The visual part of the experience would look something like this:
In the example, a man tries on different color variations of the same Tommy Jeans puffer jacket. He’s able to switch from color to color by gesturing to his phone on a specific part of the screen displaying a floating jacket icon. Likewise, in our smart mirror interaction, users would have the ability to “tell” the assistant either through gesture or through voice to skip to the next outfit or change the color of a certain clothing item. The same assistant could also handle utterances like “Show me what I wore last Wednesday” or “What can I wear to a formal dinner party?” and change the outfit on screen to selected clothing items that match the description.
With this kind of technology at home, it would be easy to bring e-Commerce into the equation. It would be an extremely advantageous situation for retailers and fashion businesses. Not only would users already have an established relationship with their AR fashion consultant and therefore trust in the product, they would also have the ability to try things on themselves directly at home, reducing some of the friction of online shopping. The assistant would come even more into play, handling questions about pricing, material, and availability (e.g. “Are these boots still in stock in a size 7 1/2?”).
There’s so much to explore here. Users could save their styling preferences and be shown clothing relevant to their taste first. Or each retailer could have different visual markers on the AR assistant’s persona to indicate you’ve entered a new “store”. If you think a bot it, this is only the beginning.
There was a lot of uproar in the past month on the internet about an old demo video presented to Walmart in 2017 about what a branded virtual reality shopping experience could look like. Described simply, the experience is like if you copy and pasted the IRL Walmart shopping experience into the metaverse.
The reality is the same: you still have a “physical” shopping cart, and you’re still making the same rounds through the store, even having to pull items off the shelves. The only real difference is that you’re followed by a persistent Walmart customer service digital attendant that speaks to you, unprompted, in the hopes of being helpful (e.g. “Looks like you already have a full gallon of milk at home. Should we put this one back?”). I don’t know about y’all, but I only want to know if I already have a full jug of milk at home if I ask first if I have a full jug of milk at home. I could be making a special one-time recipe that involves buying more milk, does the assistant know that?
Unfortunately, this is where a lot of brands get it wrong about mixed or virtual realities. The aim should not be to fully mimic an existing experience, the goal should be to make an existing experience better by translating it into the digital world— or if not better, different. That way, people could decide on their own how they’d like to have their coffee that morning (so to speak).

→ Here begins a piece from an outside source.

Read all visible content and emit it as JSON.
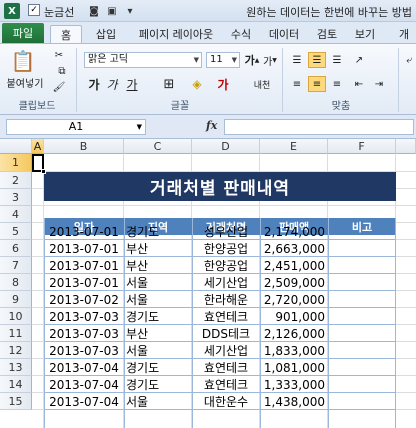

While it’s nice to see the work put into building these beautifully detailed virtual stores (I see you H&M, adidas 👀), they may not be entirely necessary as each reality has it’s own pros and cons. For example, people with high social anxiety or who are just not “feeling it” that day may want to shop at their own personal store in the metaverse. But if people want an excuse to get out of the house and be pampered at an in-person boutique, they should be encouraged to do that as well. People are drawn to fashion in the first place for the concept of choice and for their own unique personality being expressed through their choices. Don’t take that away from them.